Special Products Editor;
What started as a form of therapy and healing has turned into a published book for Twinsburg resident Carolyn Jones-Carter.
"I've always written poetry," Jones-Carter said. "But I started full time two years ago when I was severed from my job of 33 years. I used the writing as a part of my therapy. You can see the progression, from anger and shock to depression, to hope."
Her 77-page book, "Poems from the Edge," which was recently published, relates her thoughts and observations from the loss of her job, as well as the death of her husband and her observations about her elderly mother.
"My mother is a double amputee," she said. "She is 80 years old, but we sometimes forget that inside, she is still a woman. She still wants to go out in the park. She still likes the feel of silk on her skin. Her mind is still all there. She has everything you and I have, except two legs. Many don't realize that someone her age can still be involved in life, can still enjoy life."
Through poetry, she also shares her thoughts on world events such as September 11 and the slaying of the 23-year-old man on what should have been his wedding day in New York.
"That cut me deeply," she said of the shooting. "Police did not follow proper protocol in that. They were three unarmed guys, partying."
Jones-Carter is not the only member of her family who writes -- on the contrary. Both her son and daughter are "very prolific" writers, and her late husband also used to write. They also were voracious readers, she added.
"Each of us would sit in the same room in the house, each with one of our own books," she said. "To us, that was our bonding. We would read, then stop and talk about what we were reading, then continue. I never thought that was strange or unusual until someone came over and saw us."
But many of her poems deal with the loss of her job, her nervous breakdown and her recovery process, Jones-Carter said.

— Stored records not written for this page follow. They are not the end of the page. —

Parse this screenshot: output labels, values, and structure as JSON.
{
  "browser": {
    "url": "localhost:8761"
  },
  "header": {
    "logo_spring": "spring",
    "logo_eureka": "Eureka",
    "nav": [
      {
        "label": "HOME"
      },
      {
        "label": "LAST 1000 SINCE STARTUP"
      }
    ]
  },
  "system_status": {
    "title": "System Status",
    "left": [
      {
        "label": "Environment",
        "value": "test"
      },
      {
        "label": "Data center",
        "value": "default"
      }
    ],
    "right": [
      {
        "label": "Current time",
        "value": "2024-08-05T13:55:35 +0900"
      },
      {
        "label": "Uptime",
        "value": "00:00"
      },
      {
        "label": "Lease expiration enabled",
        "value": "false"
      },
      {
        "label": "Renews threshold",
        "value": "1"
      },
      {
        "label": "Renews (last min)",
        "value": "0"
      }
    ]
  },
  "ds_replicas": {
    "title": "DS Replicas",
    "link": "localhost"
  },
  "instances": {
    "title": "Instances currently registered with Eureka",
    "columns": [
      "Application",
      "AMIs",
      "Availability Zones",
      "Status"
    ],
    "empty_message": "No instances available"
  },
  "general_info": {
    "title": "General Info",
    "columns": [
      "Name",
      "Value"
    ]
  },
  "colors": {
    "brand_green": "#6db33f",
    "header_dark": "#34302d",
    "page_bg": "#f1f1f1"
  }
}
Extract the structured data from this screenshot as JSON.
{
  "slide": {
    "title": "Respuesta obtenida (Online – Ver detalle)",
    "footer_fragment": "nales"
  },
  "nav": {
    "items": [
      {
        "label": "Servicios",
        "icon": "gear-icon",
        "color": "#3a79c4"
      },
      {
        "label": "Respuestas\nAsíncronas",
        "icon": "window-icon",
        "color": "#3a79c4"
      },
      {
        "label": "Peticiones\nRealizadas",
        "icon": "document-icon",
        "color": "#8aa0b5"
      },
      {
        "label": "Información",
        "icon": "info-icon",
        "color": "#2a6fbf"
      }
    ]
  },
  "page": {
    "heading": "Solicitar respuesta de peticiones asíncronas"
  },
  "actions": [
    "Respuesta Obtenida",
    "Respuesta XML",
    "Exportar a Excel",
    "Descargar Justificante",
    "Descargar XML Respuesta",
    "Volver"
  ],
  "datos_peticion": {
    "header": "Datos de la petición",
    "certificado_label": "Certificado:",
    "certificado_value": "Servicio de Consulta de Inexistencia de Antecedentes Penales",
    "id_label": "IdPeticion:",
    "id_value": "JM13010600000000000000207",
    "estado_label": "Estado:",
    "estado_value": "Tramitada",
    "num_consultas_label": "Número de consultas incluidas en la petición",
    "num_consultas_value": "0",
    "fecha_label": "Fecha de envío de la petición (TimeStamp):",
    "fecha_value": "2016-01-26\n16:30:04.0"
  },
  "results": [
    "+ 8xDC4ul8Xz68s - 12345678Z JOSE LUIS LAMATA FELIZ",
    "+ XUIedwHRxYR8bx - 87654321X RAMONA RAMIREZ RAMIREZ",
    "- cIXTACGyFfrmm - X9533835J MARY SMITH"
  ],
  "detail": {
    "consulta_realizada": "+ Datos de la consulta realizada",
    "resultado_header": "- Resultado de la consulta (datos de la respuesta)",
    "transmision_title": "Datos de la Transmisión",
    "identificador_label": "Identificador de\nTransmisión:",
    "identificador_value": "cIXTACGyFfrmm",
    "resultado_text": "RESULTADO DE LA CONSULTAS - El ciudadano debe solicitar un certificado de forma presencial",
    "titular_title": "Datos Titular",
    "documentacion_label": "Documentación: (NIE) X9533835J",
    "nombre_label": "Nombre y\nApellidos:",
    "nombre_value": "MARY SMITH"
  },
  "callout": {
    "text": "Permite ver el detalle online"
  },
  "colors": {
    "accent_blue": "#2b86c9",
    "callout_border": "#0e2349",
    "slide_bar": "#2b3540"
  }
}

"I thought I had a lot to say that people could relate to," she said. "There's age discrimination and race discrimination. These poems are the result of much analysis, much introspection and much spiritual growth on the road to learning to define myself, for myself."
Her advice for budding writers is to keep notes.
"I keep a notepad next to my bed," she said.
Jones-Carter also said to write "from the heart."
"Pick a topic close to you so the feeling is genuine," she said. "Passion can't be faked."
Despite having just published a book, Jones-Carter is not resting on her laurels. Already, she is working on a second book of poetry, plus a mystery novel.
"My next book of poetry, 'Over the Rainbow,' will have a poem dedicated to the Virginia Tech shooting victims," she said.
The cover price for "Poems from the Edge" is $10.95. For details or to order, call 800-AUTHORS, or visit www.iuniverse.com. The book also is available through amazon.com.
Phone: 330-688-0088 ext. 3153